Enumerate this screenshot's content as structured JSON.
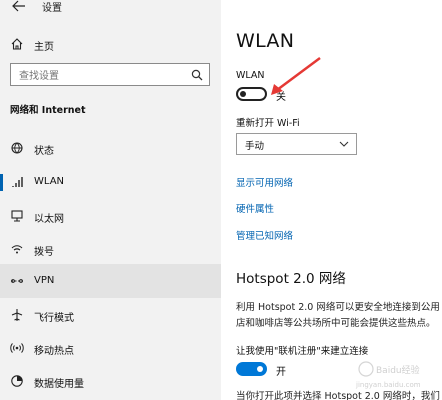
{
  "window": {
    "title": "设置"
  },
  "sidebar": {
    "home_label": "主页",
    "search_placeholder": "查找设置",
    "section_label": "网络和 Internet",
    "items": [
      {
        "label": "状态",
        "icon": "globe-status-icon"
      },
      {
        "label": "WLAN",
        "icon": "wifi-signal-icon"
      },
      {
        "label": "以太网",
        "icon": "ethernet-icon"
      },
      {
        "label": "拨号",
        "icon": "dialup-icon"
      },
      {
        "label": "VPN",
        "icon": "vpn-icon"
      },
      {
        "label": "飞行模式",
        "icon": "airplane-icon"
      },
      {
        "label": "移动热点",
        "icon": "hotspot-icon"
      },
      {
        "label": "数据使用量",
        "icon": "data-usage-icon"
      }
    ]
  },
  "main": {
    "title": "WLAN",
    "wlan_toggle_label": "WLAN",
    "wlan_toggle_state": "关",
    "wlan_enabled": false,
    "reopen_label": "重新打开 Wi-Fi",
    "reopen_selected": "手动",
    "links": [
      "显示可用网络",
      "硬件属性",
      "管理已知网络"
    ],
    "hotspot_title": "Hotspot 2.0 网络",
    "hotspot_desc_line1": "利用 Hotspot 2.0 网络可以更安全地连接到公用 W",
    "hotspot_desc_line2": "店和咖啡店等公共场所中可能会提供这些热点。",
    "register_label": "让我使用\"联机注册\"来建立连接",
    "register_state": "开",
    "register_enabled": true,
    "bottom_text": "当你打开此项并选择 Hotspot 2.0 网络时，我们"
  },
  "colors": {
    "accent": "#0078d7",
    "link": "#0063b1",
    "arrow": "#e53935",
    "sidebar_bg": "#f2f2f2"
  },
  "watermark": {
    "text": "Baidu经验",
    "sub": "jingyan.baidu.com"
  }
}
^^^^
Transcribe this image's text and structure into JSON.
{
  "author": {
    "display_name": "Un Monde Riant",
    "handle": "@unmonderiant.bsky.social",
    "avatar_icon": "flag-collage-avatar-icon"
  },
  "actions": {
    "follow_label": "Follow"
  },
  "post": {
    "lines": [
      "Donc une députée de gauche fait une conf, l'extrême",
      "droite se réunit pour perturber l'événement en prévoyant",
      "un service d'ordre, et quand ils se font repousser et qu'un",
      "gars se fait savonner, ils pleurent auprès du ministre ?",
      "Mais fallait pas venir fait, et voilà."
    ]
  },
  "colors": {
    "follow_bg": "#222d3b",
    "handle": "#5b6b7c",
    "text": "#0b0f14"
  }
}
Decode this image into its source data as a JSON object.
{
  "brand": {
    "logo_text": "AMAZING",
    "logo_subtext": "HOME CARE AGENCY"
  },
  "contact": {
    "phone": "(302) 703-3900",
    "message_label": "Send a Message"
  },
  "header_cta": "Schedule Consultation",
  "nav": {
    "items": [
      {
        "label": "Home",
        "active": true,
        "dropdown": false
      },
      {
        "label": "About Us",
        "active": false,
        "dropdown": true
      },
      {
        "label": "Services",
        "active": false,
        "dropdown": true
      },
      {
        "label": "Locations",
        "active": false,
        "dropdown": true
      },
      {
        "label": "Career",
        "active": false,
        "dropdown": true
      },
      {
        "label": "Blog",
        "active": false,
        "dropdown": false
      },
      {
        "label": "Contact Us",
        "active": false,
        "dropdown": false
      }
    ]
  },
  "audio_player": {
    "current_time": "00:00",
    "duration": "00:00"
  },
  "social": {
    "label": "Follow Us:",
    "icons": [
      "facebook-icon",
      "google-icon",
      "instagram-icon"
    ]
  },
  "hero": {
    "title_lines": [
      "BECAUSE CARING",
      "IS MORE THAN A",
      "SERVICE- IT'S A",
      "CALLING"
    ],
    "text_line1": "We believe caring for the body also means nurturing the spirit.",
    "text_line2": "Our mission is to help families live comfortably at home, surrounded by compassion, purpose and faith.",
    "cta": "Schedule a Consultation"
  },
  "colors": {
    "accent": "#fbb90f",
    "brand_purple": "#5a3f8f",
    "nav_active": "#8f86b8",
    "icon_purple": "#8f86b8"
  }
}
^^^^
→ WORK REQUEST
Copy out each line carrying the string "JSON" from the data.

→ WRITTEN ANSWER
Enumerate this screenshot's content as structured JSON.
Transcribe this image's text and structure into JSON.
Decode this image into its source data as a JSON object.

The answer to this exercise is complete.